----- RECORD EXCERPTS -----
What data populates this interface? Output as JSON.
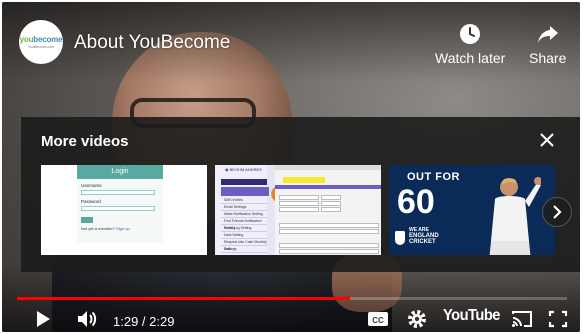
{
  "channel": {
    "logo_word_a": "you",
    "logo_word_b": "become",
    "logo_sub": "YouBecome.com"
  },
  "video": {
    "title": "About YouBecome"
  },
  "top_actions": {
    "watch_later": "Watch later",
    "share": "Share"
  },
  "more_videos": {
    "title": "More videos",
    "thumb1": {
      "heading": "Login",
      "field1": "Username",
      "field2": "Password",
      "button": "Log in",
      "footer_prefix": "Not yet a member? ",
      "footer_link": "Sign up"
    },
    "thumb2": {
      "menu": [
        "SMS Invites",
        "Email Settings",
        "Make Notification Setting",
        "Find Friends Notification Setting",
        "Email Log Setting",
        "Data Setting",
        "Request Use Cash Monthly Settings",
        "Data"
      ]
    },
    "thumb3": {
      "line1": "OUT FOR",
      "number": "60",
      "tag_line1": "WE ARE",
      "tag_line2": "ENGLAND",
      "tag_line3": "CRICKET"
    }
  },
  "player": {
    "time": "1:29 / 2:29",
    "progress_fraction": 0.605,
    "brand": "YouTube",
    "accent": "#ff0000"
  }
}
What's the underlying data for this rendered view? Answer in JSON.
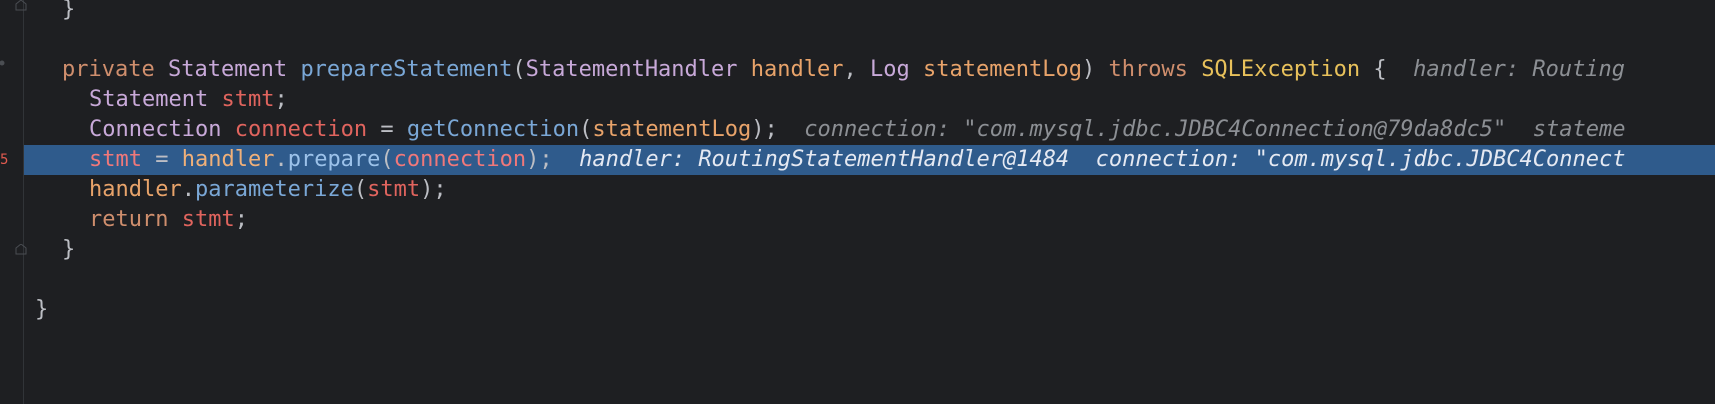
{
  "editor": {
    "lines": [
      {
        "id": "close-brace-1",
        "segments": [
          {
            "cls": "plain",
            "text": "}"
          }
        ]
      },
      {
        "id": "method-signature",
        "segments": [
          {
            "cls": "kw",
            "text": "private"
          },
          {
            "cls": "plain",
            "text": " "
          },
          {
            "cls": "type",
            "text": "Statement"
          },
          {
            "cls": "plain",
            "text": " "
          },
          {
            "cls": "fn",
            "text": "prepareStatement"
          },
          {
            "cls": "plain",
            "text": "("
          },
          {
            "cls": "type",
            "text": "StatementHandler"
          },
          {
            "cls": "plain",
            "text": " "
          },
          {
            "cls": "param",
            "text": "handler"
          },
          {
            "cls": "plain",
            "text": ", "
          },
          {
            "cls": "type",
            "text": "Log"
          },
          {
            "cls": "plain",
            "text": " "
          },
          {
            "cls": "param",
            "text": "statementLog"
          },
          {
            "cls": "plain",
            "text": ") "
          },
          {
            "cls": "kw",
            "text": "throws"
          },
          {
            "cls": "plain",
            "text": " "
          },
          {
            "cls": "exc",
            "text": "SQLException"
          },
          {
            "cls": "plain",
            "text": " {  "
          },
          {
            "cls": "inlay",
            "text": "handler: Routing"
          }
        ]
      },
      {
        "id": "stmt-decl",
        "segments": [
          {
            "cls": "type",
            "text": "Statement"
          },
          {
            "cls": "plain",
            "text": " "
          },
          {
            "cls": "lv",
            "text": "stmt"
          },
          {
            "cls": "plain",
            "text": ";"
          }
        ]
      },
      {
        "id": "connection-decl",
        "segments": [
          {
            "cls": "type",
            "text": "Connection"
          },
          {
            "cls": "plain",
            "text": " "
          },
          {
            "cls": "lv",
            "text": "connection"
          },
          {
            "cls": "plain",
            "text": " = "
          },
          {
            "cls": "fn",
            "text": "getConnection"
          },
          {
            "cls": "plain",
            "text": "("
          },
          {
            "cls": "param",
            "text": "statementLog"
          },
          {
            "cls": "plain",
            "text": ");  "
          },
          {
            "cls": "inlay",
            "text": "connection: \"com.mysql.jdbc.JDBC4Connection@79da8dc5\"  stateme"
          }
        ]
      },
      {
        "id": "current-line",
        "segments": [
          {
            "cls": "lv",
            "text": "stmt"
          },
          {
            "cls": "plain",
            "text": " = "
          },
          {
            "cls": "param",
            "text": "handler"
          },
          {
            "cls": "plain",
            "text": "."
          },
          {
            "cls": "fn",
            "text": "prepare"
          },
          {
            "cls": "plain",
            "text": "("
          },
          {
            "cls": "lv",
            "text": "connection"
          },
          {
            "cls": "plain",
            "text": ");  "
          },
          {
            "cls": "inlay",
            "text": "handler: RoutingStatementHandler@1484  connection: \"com.mysql.jdbc.JDBC4Connect"
          }
        ]
      },
      {
        "id": "parameterize-call",
        "segments": [
          {
            "cls": "param",
            "text": "handler"
          },
          {
            "cls": "plain",
            "text": "."
          },
          {
            "cls": "fn",
            "text": "parameterize"
          },
          {
            "cls": "plain",
            "text": "("
          },
          {
            "cls": "lv",
            "text": "stmt"
          },
          {
            "cls": "plain",
            "text": ");"
          }
        ]
      },
      {
        "id": "return-stmt",
        "segments": [
          {
            "cls": "kw",
            "text": "return"
          },
          {
            "cls": "plain",
            "text": " "
          },
          {
            "cls": "lv",
            "text": "stmt"
          },
          {
            "cls": "plain",
            "text": ";"
          }
        ]
      },
      {
        "id": "close-brace-2",
        "segments": [
          {
            "cls": "plain",
            "text": "}"
          }
        ]
      },
      {
        "id": "class-close-brace",
        "segments": [
          {
            "cls": "plain",
            "text": "}"
          }
        ]
      }
    ],
    "gutter_marker": "5",
    "colors": {
      "background": "#1e1f22",
      "execution_line": "#2f5b8c",
      "keyword": "#cf8e6d",
      "type": "#c8a9d9",
      "method": "#7aa7d6",
      "parameter": "#e8a36a",
      "local_variable": "#e0645e",
      "exception": "#e8c15b",
      "inlay_hint": "#8c8f94"
    }
  }
}
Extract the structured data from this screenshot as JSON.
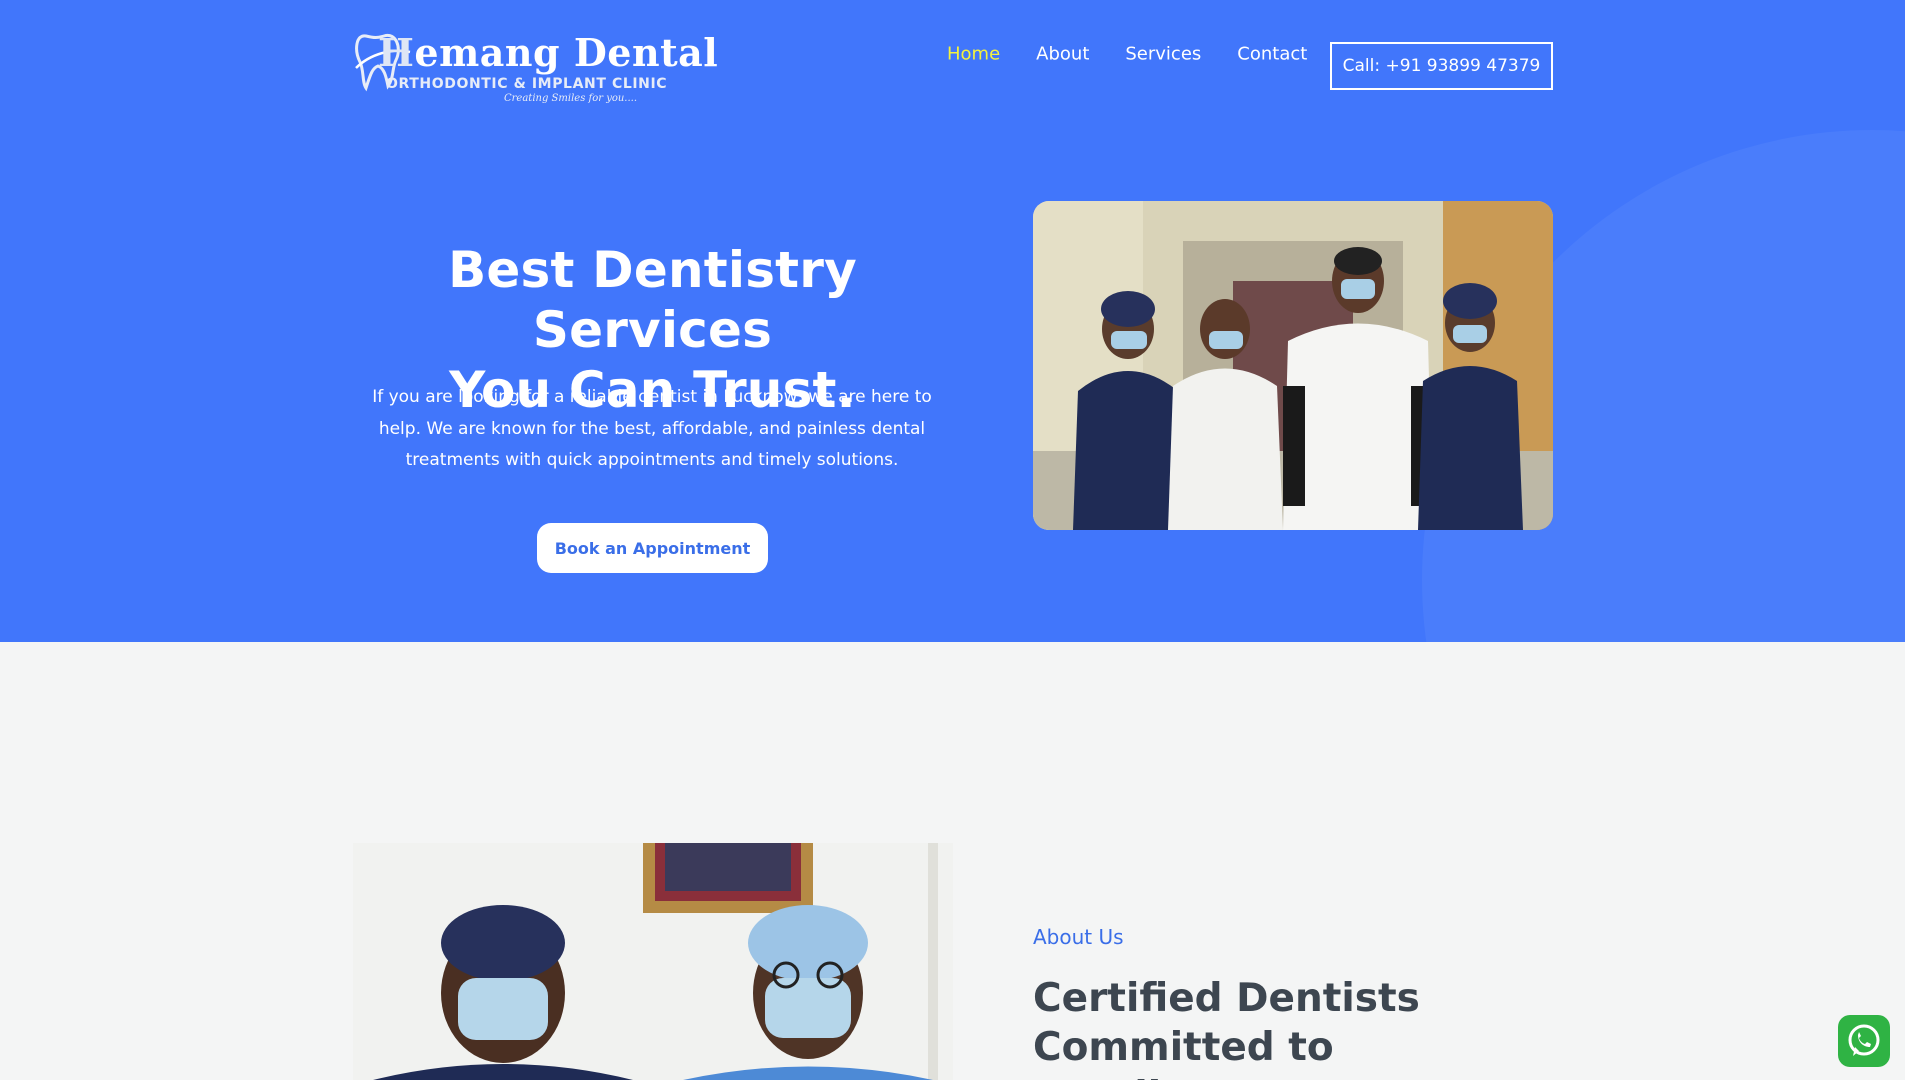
{
  "brand": {
    "name_initial": "H",
    "name_rest": "emang Dental",
    "subtitle": "ORTHODONTIC & IMPLANT CLINIC",
    "tagline": "Creating Smiles for you....",
    "logo_icon": "tooth-icon"
  },
  "nav": {
    "items": [
      {
        "label": "Home",
        "active": true
      },
      {
        "label": "About",
        "active": false
      },
      {
        "label": "Services",
        "active": false
      },
      {
        "label": "Contact",
        "active": false
      }
    ],
    "call_label": "Call: +91 93899 47379"
  },
  "hero": {
    "title_line1": "Best Dentistry Services",
    "title_line2": "You Can Trust.",
    "description": "If you are looking for a reliable dentist in Lucknow, we are here to help. We are known for the best, affordable, and painless dental treatments with quick appointments and timely solutions.",
    "cta_label": "Book an Appointment"
  },
  "about": {
    "label": "About Us",
    "title": "Certified Dentists Committed to Excellence"
  },
  "widgets": {
    "whatsapp_icon": "whatsapp-icon"
  },
  "colors": {
    "hero_blue": "#4176fb",
    "nav_active": "#f4f23d",
    "accent_blue": "#3a6ee8",
    "heading_dark": "#3d4650",
    "page_bg": "#f4f5f5",
    "whatsapp_green": "#2fb344"
  }
}
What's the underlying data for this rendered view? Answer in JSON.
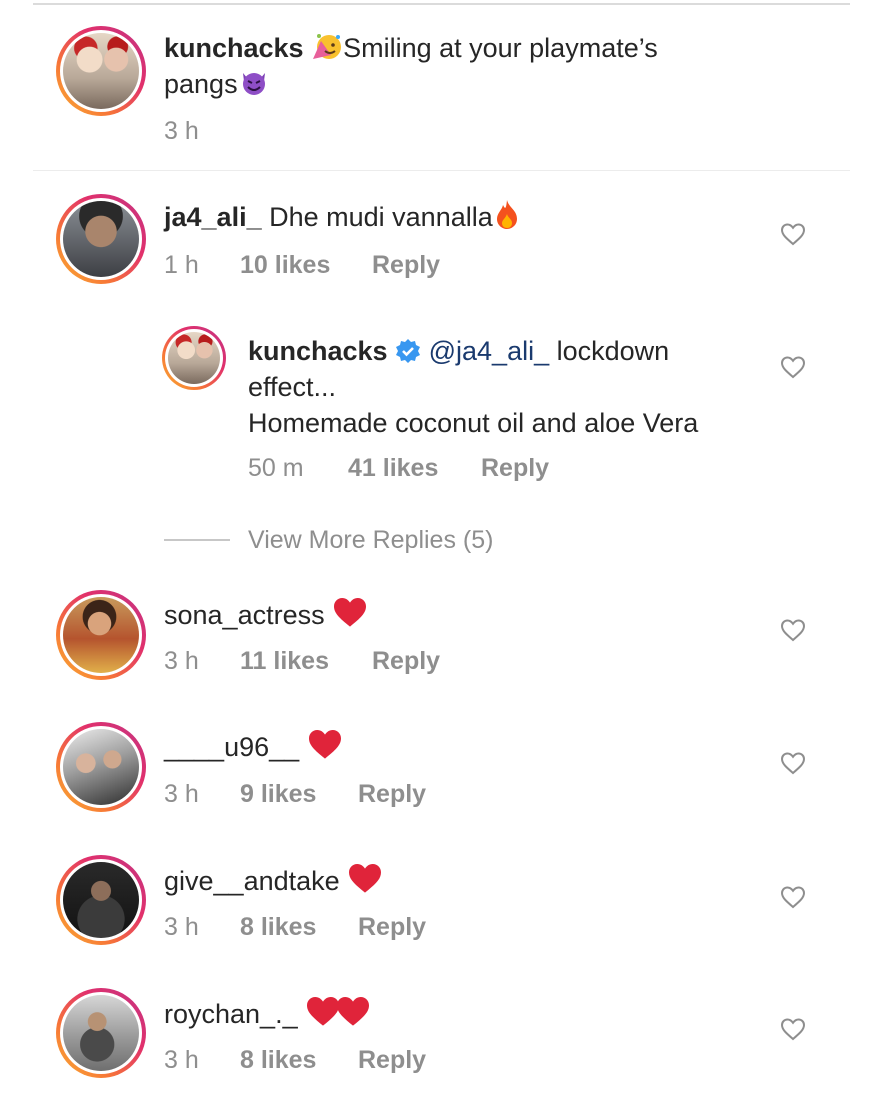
{
  "caption": {
    "username": "kunchacks",
    "text_line1": "Smiling at your playmate’s",
    "text_line2": "pangs",
    "time": "3 h"
  },
  "comments": [
    {
      "username": "ja4_ali_",
      "text": "Dhe mudi vannalla",
      "time": "1 h",
      "likes": "10 likes",
      "reply": "Reply",
      "replies": [
        {
          "username": "kunchacks",
          "mention": "@ja4_ali_",
          "text_line1": "lockdown",
          "text_line2": "effect...",
          "text_line3": "Homemade coconut oil and aloe Vera",
          "time": "50 m",
          "likes": "41 likes",
          "reply": "Reply"
        }
      ],
      "view_more": "View More Replies (5)"
    },
    {
      "username": "sona_actress",
      "time": "3 h",
      "likes": "11 likes",
      "reply": "Reply"
    },
    {
      "username": "____u96__",
      "time": "3 h",
      "likes": "9 likes",
      "reply": "Reply"
    },
    {
      "username": "give__andtake",
      "time": "3 h",
      "likes": "8 likes",
      "reply": "Reply"
    },
    {
      "username": "roychan_._",
      "time": "3 h",
      "likes": "8 likes",
      "reply": "Reply"
    }
  ],
  "colors": {
    "text": "#262626",
    "meta": "#8e8e8e",
    "mention": "#1a3a6e",
    "verified": "#3897f0",
    "heart": "#e0243a"
  }
}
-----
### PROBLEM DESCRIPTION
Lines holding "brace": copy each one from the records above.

### ANSWER BOX
        "id": "close-brace-1",
        "id": "close-brace-2",
        "id": "class-close-brace",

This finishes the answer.